George is Professor of Population Health and Statistics at the UCL Social Research Institute and currently holds the posts of Research Director and Principal Investigator of the National Child Development Study and 1970 British Cohort Study at the Centre for Longitudinal Studies. Prior to joining UCL he held posts at the London School of Hygiene and Tropical Medicine and the University of Cambridge. George is a multidisciplinary quantitative social scientist and a longitudinal population surveys methodologist. His main research interests relate to socioeconomic and demographic determinants of health over the life course and the mechanisms that underlie generational differences in health and mortality. His methodological work in longitudinal surveys focusses on applications for handling missing data, causal inference and measurement error.
Phone: 020 7911 5426
David is an epidemiologist with broad interests in population health.
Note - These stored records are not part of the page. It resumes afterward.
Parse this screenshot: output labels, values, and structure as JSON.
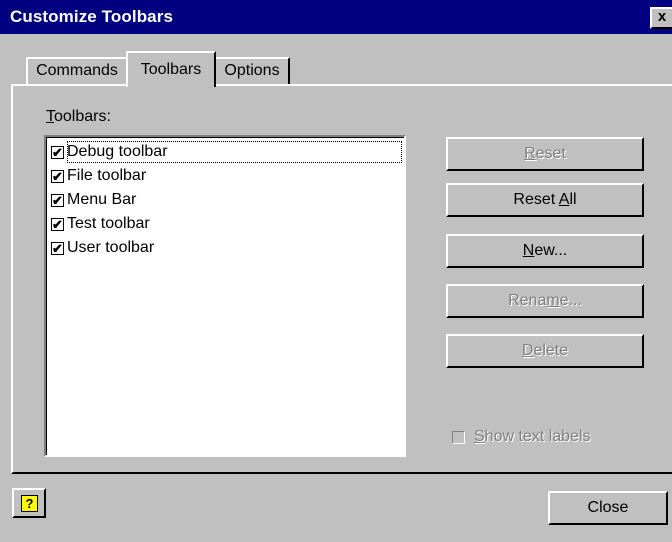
{
  "window": {
    "title": "Customize Toolbars",
    "close_glyph": "x"
  },
  "tabs": [
    {
      "label": "Commands",
      "active": false
    },
    {
      "label": "Toolbars",
      "active": true
    },
    {
      "label": "Options",
      "active": false
    }
  ],
  "toolbars_panel": {
    "list_label_mnemonic": "T",
    "list_label_rest": "oolbars:",
    "items": [
      {
        "label": "Debug toolbar",
        "checked": true,
        "focused": true
      },
      {
        "label": "File toolbar",
        "checked": true
      },
      {
        "label": "Menu Bar",
        "checked": true
      },
      {
        "label": "Test toolbar",
        "checked": true
      },
      {
        "label": "User toolbar",
        "checked": true
      }
    ],
    "buttons": {
      "reset": {
        "mnemonic": "R",
        "rest": "eset",
        "enabled": false
      },
      "reset_all": {
        "before": "Reset ",
        "mnemonic": "A",
        "rest": "ll",
        "enabled": true
      },
      "new": {
        "mnemonic": "N",
        "rest": "ew...",
        "enabled": true
      },
      "rename": {
        "before": "Rena",
        "mnemonic": "m",
        "rest": "e...",
        "enabled": false
      },
      "delete": {
        "mnemonic": "D",
        "rest": "elete",
        "enabled": false
      }
    },
    "show_text_labels": {
      "mnemonic": "S",
      "rest": "how text labels",
      "checked": false,
      "enabled": false
    }
  },
  "footer": {
    "help_glyph": "?",
    "close_label": "Close"
  },
  "icons": {
    "checkmark": "✔",
    "help": "help-icon"
  }
}
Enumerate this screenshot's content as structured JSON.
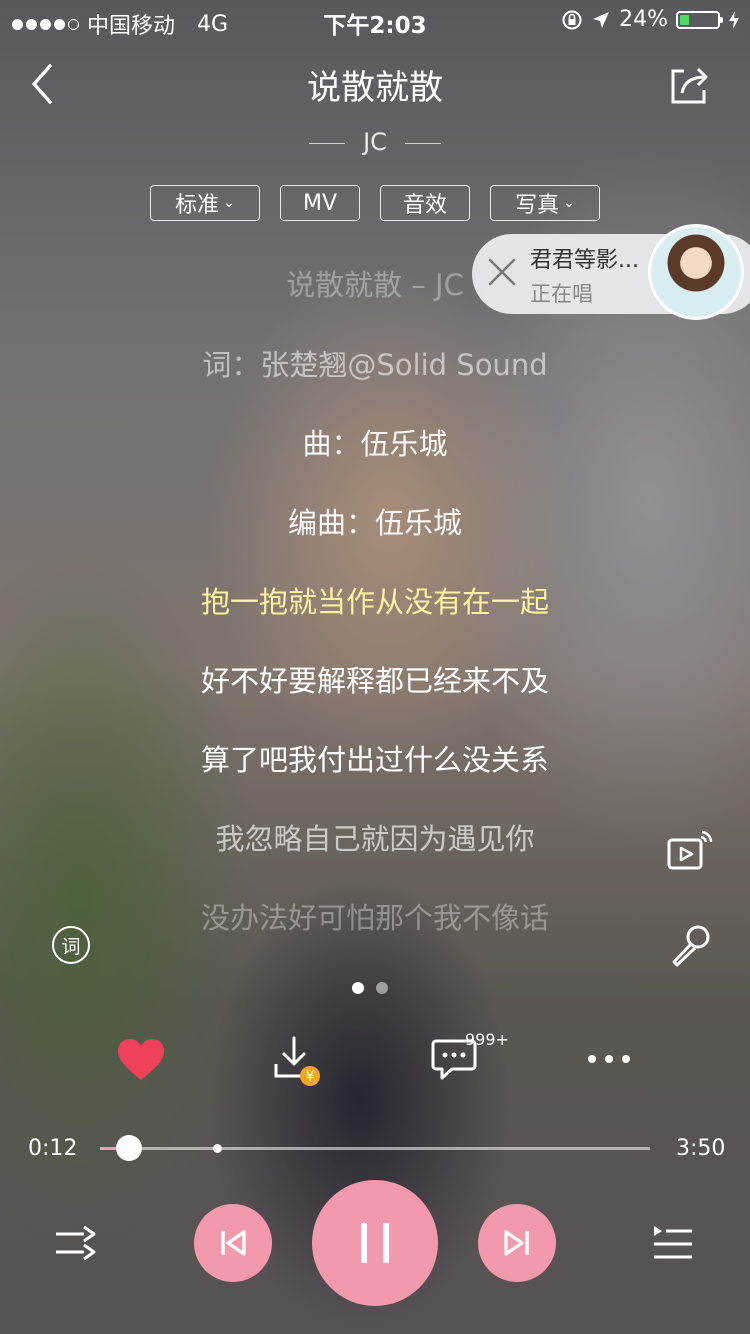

David was previously Co-Investigator of the 1958 British birth cohort study (National Child Development Study), and is now strategic lead of social science genetics at CLS. He has responsibility for scientific aspects of genetic-related work at CLS (including data management, storage, access systems, research and collaborations).
Benedetta worked as a Research Associate for CLS from 2016-2018. During her time here, she undertook methodological research on the different British cohort studies and investigated the determinants of healthy behaviours and lifestyles, and the intergenerational transmission of social capital and economic status.
Benedetta has a PhD in epidemiology and population health from the London School of Hygiene and Tropical Medicine. Her research interests include socio-economic inequalities in health, and inequalities in trajectories of healthy ageing. She now works at Bocconi University.
This research project investigates the influence of work and family status on exercise and sedentary behaviour in childhood and adult life.